(Collected data entries)
────────────────────
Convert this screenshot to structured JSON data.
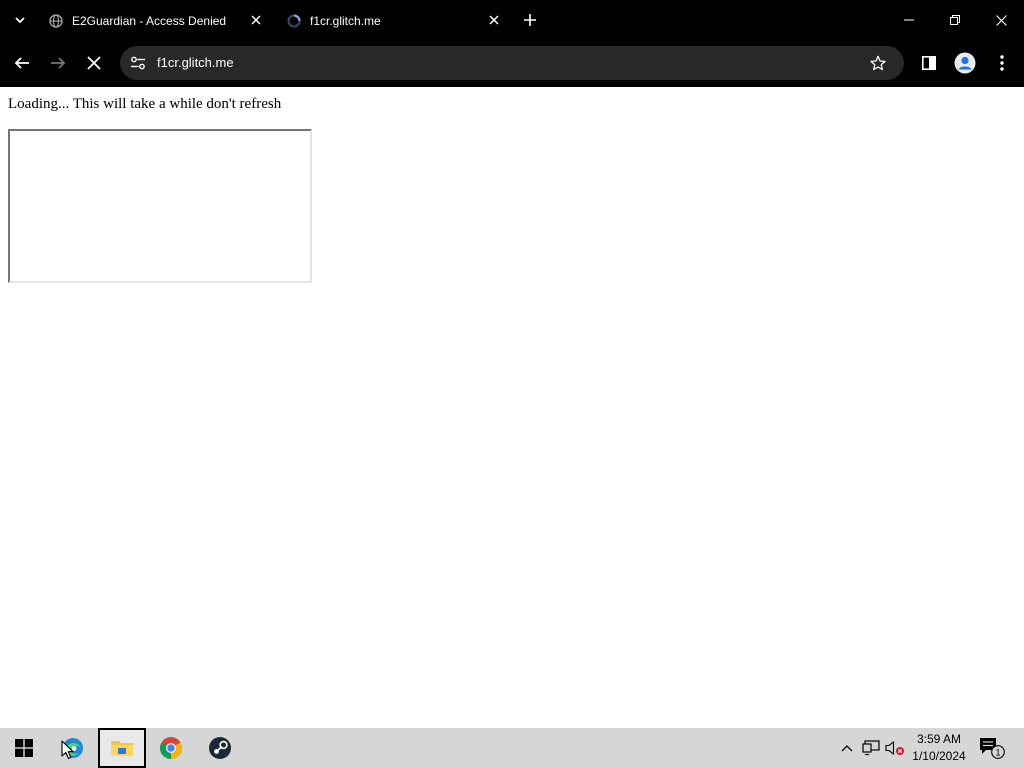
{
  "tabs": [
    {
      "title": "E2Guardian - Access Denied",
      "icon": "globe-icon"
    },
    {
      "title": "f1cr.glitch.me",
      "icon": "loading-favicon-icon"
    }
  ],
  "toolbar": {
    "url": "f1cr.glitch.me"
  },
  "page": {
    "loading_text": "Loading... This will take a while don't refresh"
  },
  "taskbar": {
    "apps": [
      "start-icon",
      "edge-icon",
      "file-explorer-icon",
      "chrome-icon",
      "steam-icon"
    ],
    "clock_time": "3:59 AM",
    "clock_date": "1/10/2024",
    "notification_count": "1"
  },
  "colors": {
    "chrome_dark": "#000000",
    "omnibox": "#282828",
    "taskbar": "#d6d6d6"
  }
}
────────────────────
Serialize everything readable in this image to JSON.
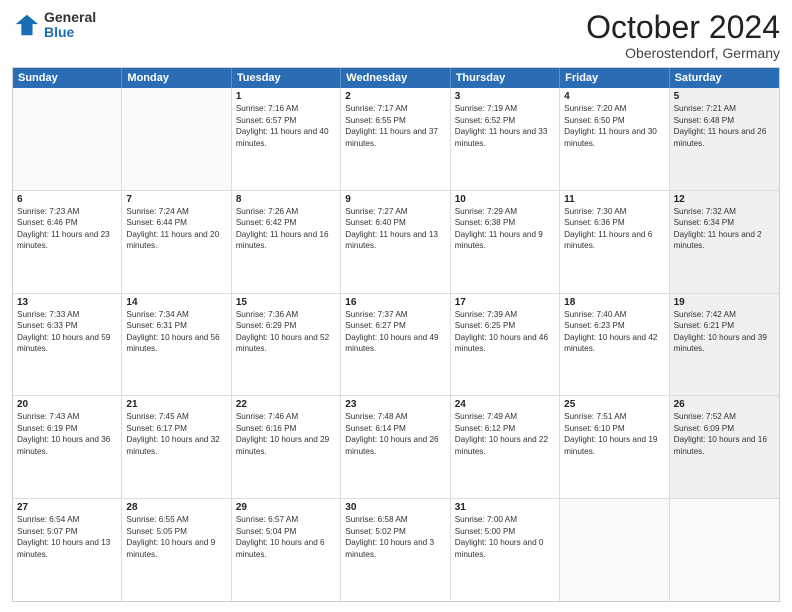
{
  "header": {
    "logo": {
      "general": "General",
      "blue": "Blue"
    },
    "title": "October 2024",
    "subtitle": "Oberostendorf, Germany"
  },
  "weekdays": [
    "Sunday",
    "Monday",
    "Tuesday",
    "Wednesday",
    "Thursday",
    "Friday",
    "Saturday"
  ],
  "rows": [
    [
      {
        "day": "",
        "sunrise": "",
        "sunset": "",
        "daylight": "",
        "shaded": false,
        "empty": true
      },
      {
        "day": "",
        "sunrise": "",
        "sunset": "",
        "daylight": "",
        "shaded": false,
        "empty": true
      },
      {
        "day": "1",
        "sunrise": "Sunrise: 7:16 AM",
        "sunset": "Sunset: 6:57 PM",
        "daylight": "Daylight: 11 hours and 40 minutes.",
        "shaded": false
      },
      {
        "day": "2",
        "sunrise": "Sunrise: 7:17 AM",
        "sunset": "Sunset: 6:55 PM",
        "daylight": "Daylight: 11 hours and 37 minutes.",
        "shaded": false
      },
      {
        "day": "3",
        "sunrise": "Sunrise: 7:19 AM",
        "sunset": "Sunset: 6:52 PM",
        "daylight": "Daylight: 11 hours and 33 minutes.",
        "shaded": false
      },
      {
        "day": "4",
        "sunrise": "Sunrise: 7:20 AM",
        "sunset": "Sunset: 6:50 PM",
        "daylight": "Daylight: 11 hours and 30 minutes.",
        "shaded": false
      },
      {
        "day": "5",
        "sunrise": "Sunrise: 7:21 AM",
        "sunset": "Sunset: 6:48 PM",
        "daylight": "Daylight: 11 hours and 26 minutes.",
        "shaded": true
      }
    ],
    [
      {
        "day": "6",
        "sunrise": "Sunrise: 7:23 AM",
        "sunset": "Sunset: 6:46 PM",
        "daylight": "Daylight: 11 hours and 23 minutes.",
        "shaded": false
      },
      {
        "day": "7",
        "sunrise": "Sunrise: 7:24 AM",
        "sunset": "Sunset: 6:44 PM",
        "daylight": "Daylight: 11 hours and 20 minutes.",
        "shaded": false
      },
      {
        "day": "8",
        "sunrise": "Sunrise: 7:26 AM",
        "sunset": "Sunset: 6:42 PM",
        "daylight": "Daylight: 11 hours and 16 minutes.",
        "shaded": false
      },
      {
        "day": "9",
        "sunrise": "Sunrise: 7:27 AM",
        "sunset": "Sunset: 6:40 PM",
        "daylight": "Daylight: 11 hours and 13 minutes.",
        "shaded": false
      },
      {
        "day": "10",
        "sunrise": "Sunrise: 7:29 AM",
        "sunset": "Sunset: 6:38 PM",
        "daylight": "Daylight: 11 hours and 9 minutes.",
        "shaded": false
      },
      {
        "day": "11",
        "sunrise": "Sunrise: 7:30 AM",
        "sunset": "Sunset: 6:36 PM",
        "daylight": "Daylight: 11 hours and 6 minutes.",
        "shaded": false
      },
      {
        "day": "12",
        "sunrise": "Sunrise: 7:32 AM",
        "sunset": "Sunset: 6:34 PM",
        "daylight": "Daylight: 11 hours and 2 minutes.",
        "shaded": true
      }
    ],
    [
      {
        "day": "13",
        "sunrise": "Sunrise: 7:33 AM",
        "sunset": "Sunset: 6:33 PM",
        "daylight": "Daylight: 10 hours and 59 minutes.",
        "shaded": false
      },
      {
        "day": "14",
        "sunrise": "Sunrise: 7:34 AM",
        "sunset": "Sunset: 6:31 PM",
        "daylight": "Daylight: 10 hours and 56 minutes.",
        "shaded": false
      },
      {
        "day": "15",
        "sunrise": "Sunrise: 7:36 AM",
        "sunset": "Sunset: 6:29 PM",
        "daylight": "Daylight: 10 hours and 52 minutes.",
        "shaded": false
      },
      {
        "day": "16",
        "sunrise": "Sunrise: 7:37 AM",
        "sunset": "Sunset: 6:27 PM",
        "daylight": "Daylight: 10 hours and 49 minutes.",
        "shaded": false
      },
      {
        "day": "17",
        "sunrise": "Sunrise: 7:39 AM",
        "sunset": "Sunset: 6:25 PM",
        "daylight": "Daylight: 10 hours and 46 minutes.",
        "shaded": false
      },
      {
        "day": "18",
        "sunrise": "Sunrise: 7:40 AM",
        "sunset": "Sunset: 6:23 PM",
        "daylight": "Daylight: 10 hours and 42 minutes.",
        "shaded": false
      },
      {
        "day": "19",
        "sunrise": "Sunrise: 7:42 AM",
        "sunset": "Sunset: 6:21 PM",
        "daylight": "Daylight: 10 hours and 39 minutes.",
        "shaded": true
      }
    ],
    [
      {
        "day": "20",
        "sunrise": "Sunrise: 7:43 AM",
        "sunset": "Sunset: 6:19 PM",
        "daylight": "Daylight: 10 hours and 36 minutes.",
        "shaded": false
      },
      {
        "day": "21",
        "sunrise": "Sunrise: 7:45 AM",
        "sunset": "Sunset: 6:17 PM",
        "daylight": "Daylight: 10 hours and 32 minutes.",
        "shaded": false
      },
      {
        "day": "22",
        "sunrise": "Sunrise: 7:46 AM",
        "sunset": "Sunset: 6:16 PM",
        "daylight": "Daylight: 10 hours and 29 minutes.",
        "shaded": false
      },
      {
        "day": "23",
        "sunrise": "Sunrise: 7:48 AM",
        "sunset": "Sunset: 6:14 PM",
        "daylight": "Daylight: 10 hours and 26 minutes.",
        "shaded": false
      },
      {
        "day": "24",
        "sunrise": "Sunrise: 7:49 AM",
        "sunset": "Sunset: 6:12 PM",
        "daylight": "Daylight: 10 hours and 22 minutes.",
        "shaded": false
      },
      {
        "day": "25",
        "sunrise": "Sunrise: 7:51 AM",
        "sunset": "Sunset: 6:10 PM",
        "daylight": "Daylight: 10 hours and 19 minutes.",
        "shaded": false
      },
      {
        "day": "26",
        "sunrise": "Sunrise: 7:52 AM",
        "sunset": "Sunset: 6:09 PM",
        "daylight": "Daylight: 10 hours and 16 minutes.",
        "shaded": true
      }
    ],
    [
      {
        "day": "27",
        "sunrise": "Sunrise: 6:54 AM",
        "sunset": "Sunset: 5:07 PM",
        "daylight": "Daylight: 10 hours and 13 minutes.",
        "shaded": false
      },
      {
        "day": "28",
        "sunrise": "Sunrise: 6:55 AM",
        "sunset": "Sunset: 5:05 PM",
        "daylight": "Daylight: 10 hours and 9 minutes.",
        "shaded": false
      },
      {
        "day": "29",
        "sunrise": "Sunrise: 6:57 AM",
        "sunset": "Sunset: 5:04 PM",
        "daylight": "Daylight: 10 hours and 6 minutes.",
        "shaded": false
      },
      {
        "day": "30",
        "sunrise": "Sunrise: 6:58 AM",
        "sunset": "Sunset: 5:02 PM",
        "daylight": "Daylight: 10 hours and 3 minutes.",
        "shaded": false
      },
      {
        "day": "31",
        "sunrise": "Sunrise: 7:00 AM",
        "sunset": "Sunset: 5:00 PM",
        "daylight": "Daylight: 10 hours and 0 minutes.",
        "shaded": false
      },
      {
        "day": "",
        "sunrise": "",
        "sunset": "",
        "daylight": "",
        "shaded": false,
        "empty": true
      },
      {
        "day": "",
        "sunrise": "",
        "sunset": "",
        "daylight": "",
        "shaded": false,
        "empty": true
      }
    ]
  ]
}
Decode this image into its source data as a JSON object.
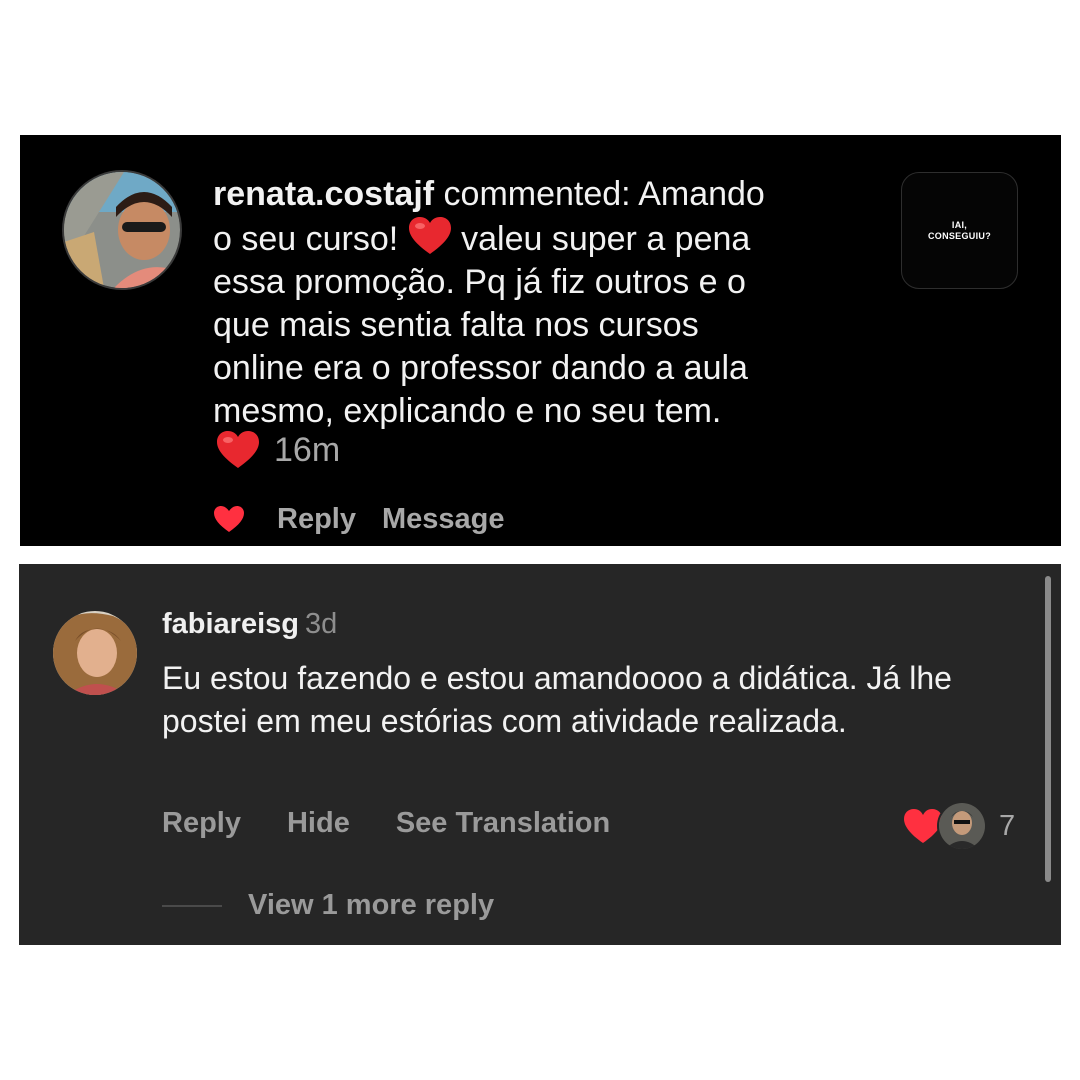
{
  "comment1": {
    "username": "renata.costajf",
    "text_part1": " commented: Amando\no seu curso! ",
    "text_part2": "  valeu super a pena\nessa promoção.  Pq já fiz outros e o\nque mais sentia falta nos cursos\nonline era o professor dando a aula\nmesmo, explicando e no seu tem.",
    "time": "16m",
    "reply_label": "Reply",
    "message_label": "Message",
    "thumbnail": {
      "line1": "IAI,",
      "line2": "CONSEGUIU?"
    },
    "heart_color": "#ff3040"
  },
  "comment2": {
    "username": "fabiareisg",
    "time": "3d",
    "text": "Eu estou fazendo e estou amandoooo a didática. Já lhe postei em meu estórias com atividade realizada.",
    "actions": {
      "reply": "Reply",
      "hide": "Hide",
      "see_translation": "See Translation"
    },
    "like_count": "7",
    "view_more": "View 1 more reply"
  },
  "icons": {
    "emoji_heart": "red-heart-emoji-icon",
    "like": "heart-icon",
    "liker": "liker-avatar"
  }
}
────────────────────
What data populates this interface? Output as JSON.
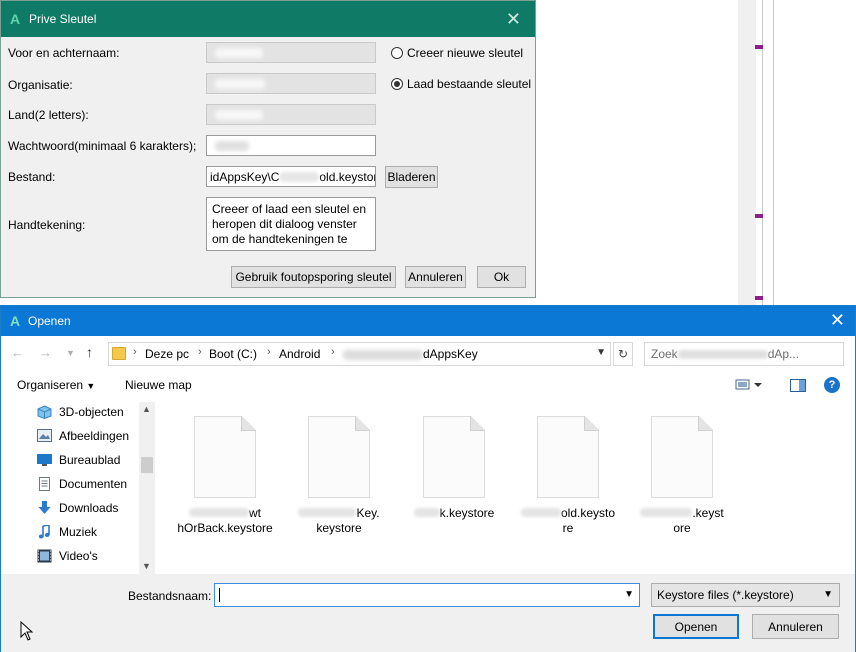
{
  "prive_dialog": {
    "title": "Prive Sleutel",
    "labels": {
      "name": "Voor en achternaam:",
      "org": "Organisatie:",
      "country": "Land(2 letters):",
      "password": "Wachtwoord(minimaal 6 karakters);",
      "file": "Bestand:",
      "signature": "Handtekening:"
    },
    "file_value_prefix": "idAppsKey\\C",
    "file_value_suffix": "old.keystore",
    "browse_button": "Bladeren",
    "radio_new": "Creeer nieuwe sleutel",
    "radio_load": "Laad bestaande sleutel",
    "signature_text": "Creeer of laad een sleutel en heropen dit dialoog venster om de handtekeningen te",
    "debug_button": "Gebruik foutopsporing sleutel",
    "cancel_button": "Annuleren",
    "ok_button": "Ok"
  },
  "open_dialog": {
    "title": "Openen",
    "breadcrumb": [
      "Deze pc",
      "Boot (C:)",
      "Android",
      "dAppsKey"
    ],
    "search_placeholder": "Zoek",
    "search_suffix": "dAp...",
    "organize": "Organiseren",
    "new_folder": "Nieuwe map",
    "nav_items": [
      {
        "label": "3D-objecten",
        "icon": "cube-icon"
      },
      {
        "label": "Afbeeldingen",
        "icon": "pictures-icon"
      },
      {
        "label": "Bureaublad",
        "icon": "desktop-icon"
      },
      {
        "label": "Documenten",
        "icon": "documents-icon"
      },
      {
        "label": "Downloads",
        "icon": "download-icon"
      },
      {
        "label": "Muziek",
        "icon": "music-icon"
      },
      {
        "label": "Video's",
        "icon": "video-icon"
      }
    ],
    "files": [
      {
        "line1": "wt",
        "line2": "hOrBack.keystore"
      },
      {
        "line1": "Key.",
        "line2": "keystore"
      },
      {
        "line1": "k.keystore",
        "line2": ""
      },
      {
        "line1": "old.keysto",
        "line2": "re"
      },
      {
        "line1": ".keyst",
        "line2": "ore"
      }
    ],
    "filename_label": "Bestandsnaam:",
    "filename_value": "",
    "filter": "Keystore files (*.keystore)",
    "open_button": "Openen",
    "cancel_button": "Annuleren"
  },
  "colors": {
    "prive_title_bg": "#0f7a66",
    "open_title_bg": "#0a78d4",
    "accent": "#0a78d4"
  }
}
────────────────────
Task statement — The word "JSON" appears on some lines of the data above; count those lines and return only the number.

Result below — 4